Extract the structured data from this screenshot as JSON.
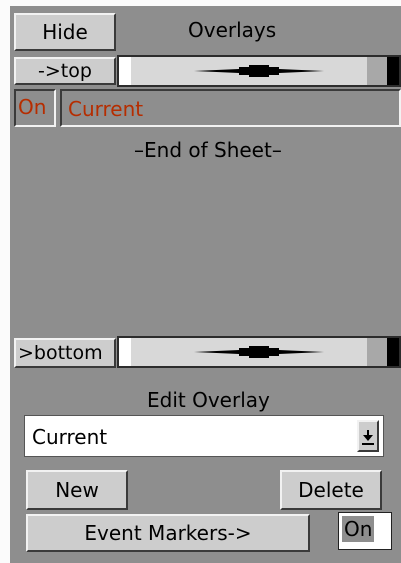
{
  "header": {
    "hide_label": "Hide",
    "title": "Overlays"
  },
  "overlay_list": {
    "to_top_label": "->top",
    "to_bottom_label": ">bottom",
    "items": [
      {
        "state": "On",
        "name": "Current"
      }
    ],
    "end_text": "–End of Sheet–"
  },
  "edit": {
    "heading": "Edit Overlay",
    "selected_overlay": "Current",
    "dropdown_arrow": "down-arrow-icon",
    "new_label": "New",
    "delete_label": "Delete",
    "event_markers_label": "Event Markers->",
    "event_markers_state": "On"
  },
  "colors": {
    "panel": "#8e8e8e",
    "button": "#cdcdcd",
    "active_text": "#b62d00"
  }
}
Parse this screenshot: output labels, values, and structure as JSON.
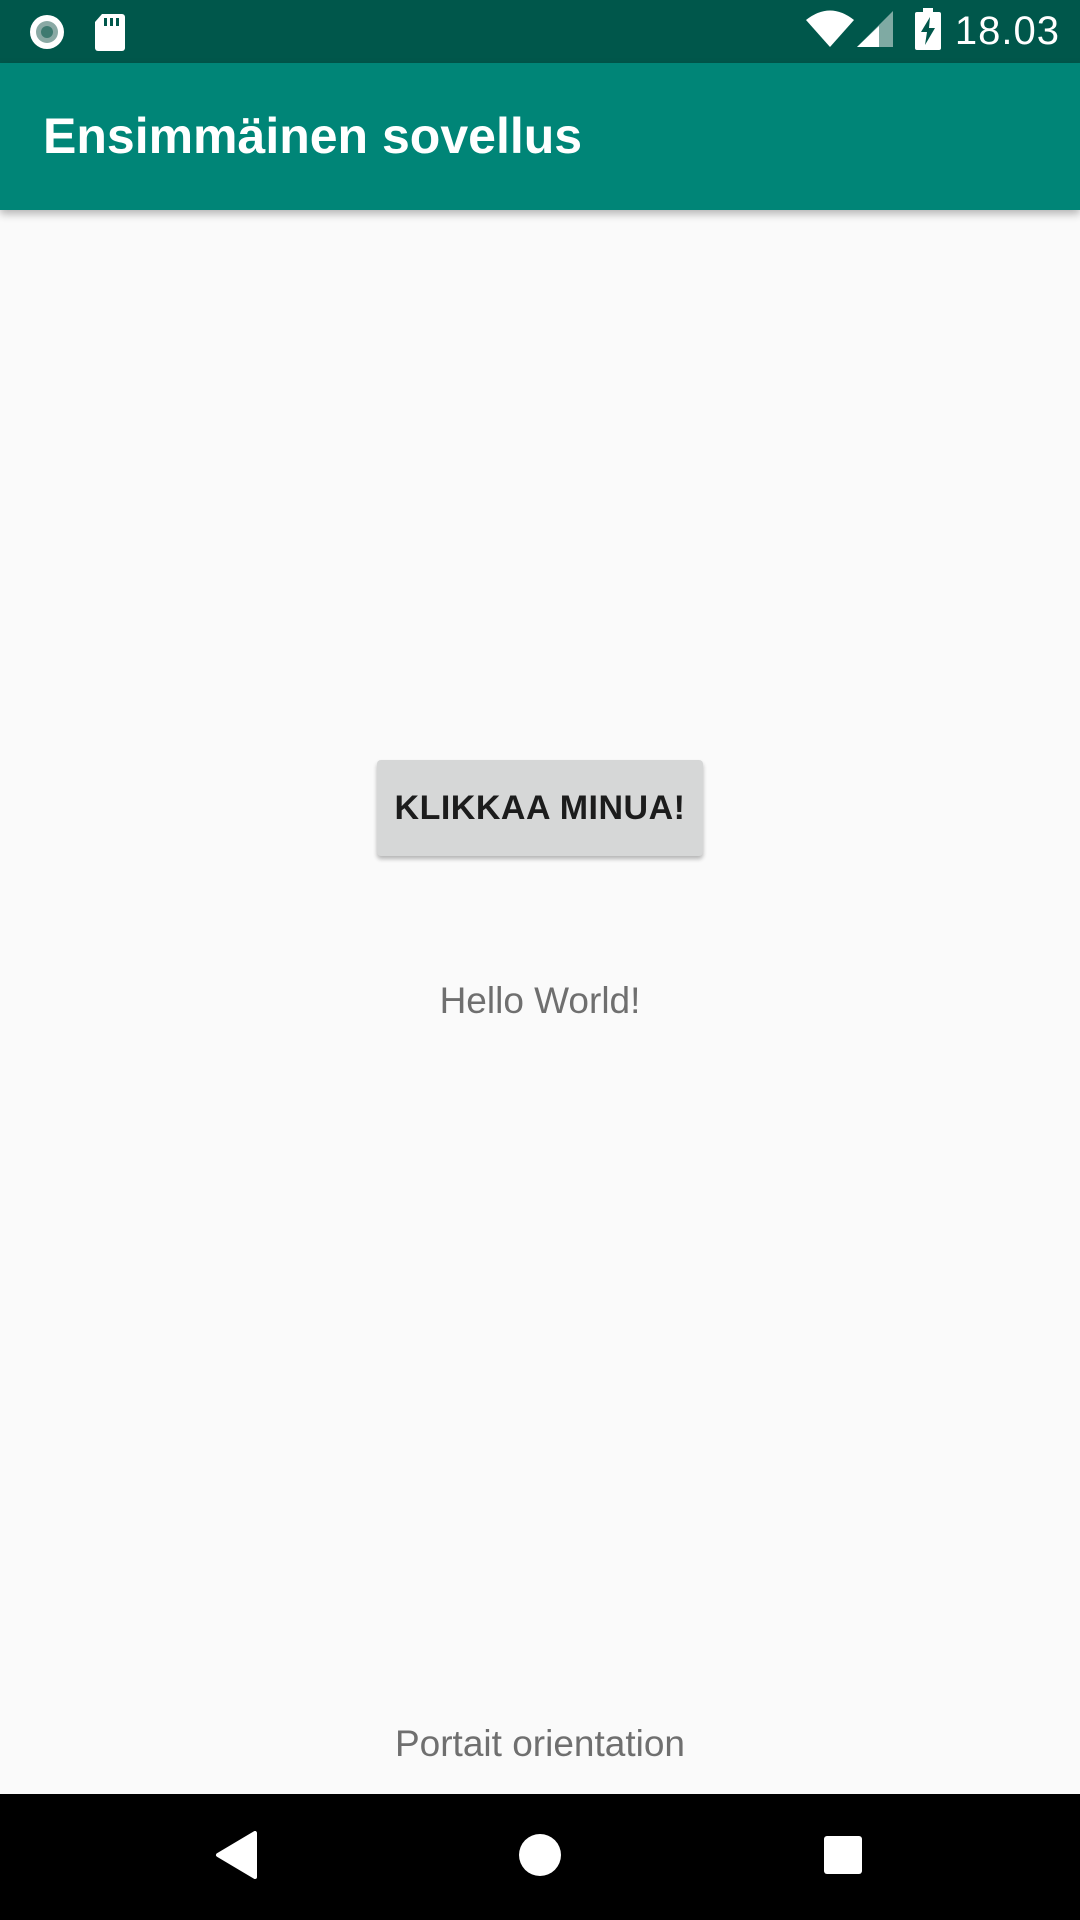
{
  "status_bar": {
    "time": "18.03",
    "left_icons": [
      "radio-button-icon",
      "sd-card-icon"
    ],
    "right_icons": [
      "wifi-icon",
      "signal-icon",
      "battery-charging-icon"
    ],
    "background": "#00574b"
  },
  "app_bar": {
    "title": "Ensimmäinen sovellus",
    "background": "#008577"
  },
  "main": {
    "button_label": "KLIKKAA MINUA!",
    "hello_text": "Hello World!",
    "orientation_text": "Portait orientation"
  },
  "nav_bar": {
    "buttons": [
      "back-icon",
      "home-icon",
      "recents-icon"
    ]
  }
}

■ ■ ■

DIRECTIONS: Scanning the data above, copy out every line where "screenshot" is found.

EXERCISE SOLUTION:
Extract the structured data from this screenshot as JSON.
Parse this screenshot: output labels, values, and structure as JSON.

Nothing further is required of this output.